- WORK ORDER -
Find the string "desc" in the records. Copy each line that has it.

[Page and application data records]
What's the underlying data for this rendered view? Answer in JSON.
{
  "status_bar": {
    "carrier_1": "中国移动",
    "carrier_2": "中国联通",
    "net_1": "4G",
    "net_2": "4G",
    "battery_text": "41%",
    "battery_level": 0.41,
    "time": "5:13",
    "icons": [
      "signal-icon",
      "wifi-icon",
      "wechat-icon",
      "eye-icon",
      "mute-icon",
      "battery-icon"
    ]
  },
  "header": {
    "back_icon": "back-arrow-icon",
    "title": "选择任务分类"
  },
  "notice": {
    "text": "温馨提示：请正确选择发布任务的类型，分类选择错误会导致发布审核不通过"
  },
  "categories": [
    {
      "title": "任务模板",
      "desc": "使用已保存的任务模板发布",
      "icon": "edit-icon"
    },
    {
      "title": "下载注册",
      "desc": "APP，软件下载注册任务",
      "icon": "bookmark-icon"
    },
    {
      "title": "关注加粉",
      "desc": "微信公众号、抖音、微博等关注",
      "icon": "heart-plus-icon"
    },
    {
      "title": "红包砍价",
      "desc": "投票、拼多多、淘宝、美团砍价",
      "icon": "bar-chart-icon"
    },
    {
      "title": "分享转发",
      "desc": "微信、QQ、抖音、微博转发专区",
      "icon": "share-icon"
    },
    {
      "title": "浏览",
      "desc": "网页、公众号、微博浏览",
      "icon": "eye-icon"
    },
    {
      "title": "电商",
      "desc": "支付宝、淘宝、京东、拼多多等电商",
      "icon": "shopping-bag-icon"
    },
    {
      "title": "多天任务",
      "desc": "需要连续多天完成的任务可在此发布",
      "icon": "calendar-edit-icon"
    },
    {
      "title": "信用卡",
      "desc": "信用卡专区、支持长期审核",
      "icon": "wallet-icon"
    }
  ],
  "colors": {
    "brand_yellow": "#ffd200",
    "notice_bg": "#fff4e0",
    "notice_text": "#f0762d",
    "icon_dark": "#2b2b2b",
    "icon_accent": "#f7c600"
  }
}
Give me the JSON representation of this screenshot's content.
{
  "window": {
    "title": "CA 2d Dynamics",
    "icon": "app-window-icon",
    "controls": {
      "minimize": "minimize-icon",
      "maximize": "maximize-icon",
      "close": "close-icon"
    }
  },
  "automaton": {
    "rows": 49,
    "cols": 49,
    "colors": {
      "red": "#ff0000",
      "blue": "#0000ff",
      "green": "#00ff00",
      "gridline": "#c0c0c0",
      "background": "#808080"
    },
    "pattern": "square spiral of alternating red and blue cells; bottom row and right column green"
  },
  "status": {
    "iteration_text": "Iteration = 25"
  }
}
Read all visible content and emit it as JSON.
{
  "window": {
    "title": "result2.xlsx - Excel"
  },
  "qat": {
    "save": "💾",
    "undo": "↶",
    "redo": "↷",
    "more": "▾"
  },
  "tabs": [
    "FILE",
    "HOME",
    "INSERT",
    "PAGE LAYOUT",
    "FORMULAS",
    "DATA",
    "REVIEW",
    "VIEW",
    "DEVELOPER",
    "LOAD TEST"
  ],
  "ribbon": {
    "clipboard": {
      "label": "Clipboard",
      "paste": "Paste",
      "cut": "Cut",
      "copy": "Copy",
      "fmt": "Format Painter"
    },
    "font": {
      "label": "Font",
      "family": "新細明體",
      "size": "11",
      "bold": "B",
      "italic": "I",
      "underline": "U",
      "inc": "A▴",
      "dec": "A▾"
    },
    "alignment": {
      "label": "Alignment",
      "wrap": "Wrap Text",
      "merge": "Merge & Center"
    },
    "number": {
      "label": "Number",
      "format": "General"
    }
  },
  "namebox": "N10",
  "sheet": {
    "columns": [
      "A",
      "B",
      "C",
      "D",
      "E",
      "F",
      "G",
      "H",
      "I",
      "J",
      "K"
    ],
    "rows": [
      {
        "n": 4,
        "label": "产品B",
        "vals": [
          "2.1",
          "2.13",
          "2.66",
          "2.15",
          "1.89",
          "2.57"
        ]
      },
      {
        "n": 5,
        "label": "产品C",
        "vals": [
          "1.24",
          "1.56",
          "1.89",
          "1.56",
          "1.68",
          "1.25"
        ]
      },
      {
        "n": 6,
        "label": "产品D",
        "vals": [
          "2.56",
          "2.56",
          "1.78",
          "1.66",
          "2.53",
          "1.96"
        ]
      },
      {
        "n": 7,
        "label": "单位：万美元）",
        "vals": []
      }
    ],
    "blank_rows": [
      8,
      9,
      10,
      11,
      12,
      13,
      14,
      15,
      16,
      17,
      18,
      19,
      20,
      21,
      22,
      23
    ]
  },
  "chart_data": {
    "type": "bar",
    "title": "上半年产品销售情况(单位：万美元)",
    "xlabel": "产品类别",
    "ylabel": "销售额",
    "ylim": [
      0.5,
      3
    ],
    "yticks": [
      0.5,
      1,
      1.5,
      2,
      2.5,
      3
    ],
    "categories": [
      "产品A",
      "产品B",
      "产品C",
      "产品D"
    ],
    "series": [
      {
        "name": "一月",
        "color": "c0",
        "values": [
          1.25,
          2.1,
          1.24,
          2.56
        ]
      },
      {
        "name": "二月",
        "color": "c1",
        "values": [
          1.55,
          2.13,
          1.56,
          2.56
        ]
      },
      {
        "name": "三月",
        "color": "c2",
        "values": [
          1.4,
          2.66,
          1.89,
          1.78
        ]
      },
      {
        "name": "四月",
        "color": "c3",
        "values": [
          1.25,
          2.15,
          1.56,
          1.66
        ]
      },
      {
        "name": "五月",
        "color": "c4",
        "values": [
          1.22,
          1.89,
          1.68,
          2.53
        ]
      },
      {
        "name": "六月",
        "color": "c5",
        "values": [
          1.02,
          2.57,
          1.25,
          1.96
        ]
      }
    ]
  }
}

- TASK OUTPUT -
      "desc": "使用已保存的任务模板发布",
      "desc": "APP，软件下载注册任务",
      "desc": "微信公众号、抖音、微博等关注",
      "desc": "投票、拼多多、淘宝、美团砍价",
      "desc": "微信、QQ、抖音、微博转发专区",
      "desc": "网页、公众号、微博浏览",
      "desc": "支付宝、淘宝、京东、拼多多等电商",
      "desc": "需要连续多天完成的任务可在此发布",
      "desc": "信用卡专区、支持长期审核",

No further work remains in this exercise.